Authors needs a good editor!
I read the first book and found the first 30 pages extremely repetitive. Why repeat they same exact events as in the end of the first book? Then the scene where the cougar attacks Lacey and the long drawn out interaction with Chase goes on for God knows how many pages. I thought the first book was repetitive but this book is even worse! This book needs some serious editing. I hope I can force myself to finish the book. I hope the author finds a good editor.Was this review helpful? Yes NoThank you for your feedback. Report this reviewThank you, this review has been flagged.
Posted November 1, 2011
Slow, Confusing, and Disconnected
Tall, Dark and Determined is the second story in the Husbands for Hire series by award winning author Kelly Eileen Hake. Maybe if I had read the first book, I wouldn't have felt so lost throughout Lacey Lyman's story. She and her four friends are seeking to rebuild Hope Falls after the mine collapsed, which nearly killed her brother. They post an ad for husbands who can help turn the town into a successful sawmill. The men arrive by the dozens, but none of them catch Lacey's eye.Was this review helpful? Yes NoThank you for your feedback. Report this reviewThank you, this review has been flagged.
But then Chase Dunstan arrives in town. Only he's not looking for a bride; he's looking for answers. His brother-in-law was killed in the mine collapse, and He stays on at Hope Falls as the ladies' hunter in the hopes of finding out the truth behind the mine collapse. But his investigation is always interrupted by the troublesome and talkative Lacey.
I can only give the book two stars. The point of view switched so often, and not just between the main characters. It created a dizzying affect to an already unclear story line. I struggled through the book until I hit about Chapter 25, and even then, I wasn't all that engrossed in the book.
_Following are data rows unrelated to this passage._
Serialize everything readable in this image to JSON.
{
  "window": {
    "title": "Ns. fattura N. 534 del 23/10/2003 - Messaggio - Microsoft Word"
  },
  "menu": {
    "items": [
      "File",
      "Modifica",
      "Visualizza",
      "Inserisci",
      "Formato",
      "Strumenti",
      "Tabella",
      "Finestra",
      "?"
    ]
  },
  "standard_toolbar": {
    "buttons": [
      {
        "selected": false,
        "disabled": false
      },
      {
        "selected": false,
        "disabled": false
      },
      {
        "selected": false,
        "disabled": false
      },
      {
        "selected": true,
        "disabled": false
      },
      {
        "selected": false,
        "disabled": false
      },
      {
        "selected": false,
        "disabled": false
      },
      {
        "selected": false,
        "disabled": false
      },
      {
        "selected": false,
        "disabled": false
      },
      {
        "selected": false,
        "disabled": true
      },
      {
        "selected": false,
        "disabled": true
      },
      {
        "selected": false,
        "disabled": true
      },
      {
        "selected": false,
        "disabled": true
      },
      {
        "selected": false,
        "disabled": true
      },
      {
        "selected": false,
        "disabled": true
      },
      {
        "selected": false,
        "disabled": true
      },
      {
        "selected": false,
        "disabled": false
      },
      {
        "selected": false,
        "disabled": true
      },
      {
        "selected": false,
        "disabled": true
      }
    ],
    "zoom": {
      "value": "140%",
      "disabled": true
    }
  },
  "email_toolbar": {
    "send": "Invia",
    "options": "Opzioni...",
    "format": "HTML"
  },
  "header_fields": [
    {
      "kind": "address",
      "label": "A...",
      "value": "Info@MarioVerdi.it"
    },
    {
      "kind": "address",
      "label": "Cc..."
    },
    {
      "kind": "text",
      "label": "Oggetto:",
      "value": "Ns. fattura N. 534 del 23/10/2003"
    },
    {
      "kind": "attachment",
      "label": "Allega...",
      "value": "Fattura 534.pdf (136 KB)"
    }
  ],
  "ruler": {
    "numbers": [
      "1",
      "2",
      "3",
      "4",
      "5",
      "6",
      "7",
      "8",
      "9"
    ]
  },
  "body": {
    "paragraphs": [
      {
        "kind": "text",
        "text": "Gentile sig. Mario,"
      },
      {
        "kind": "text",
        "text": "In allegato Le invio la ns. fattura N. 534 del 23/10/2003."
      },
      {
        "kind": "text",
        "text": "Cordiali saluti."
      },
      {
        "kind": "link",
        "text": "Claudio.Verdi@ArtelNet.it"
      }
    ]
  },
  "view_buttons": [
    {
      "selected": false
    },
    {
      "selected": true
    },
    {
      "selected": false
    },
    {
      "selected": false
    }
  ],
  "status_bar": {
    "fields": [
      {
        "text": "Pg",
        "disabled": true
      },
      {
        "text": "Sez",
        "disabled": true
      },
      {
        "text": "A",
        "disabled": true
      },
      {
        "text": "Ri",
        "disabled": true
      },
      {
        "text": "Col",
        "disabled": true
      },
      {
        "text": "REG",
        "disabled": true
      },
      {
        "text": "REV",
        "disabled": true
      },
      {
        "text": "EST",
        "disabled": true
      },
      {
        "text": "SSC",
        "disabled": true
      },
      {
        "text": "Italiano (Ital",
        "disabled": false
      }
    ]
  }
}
The characters have potential, but I never felt like I got to know them, or relate to them. Lacey is really big on her independence and her capabilities as a woman, but she complains a lot about men - the proverbial, Typical man, he . I found the whole thing excessive, and it bordered on offensive for me. Chase wasn't much better with his gender assumptions.
The book also has a lot of description about food preparation. However, it isn't woven seamlessly into the story. While educational, it just served to drag the already slow story down even further.
Either leave this one on the shelf, or just check it out from your local library.
Disclosure of Material Connection: I received this book free from the publisher. I was not required to write a positive review. The opinions I have expressed are my own. I am disclosing this in accordance with the Federal Trade Commission's 16 CFR, Part 25.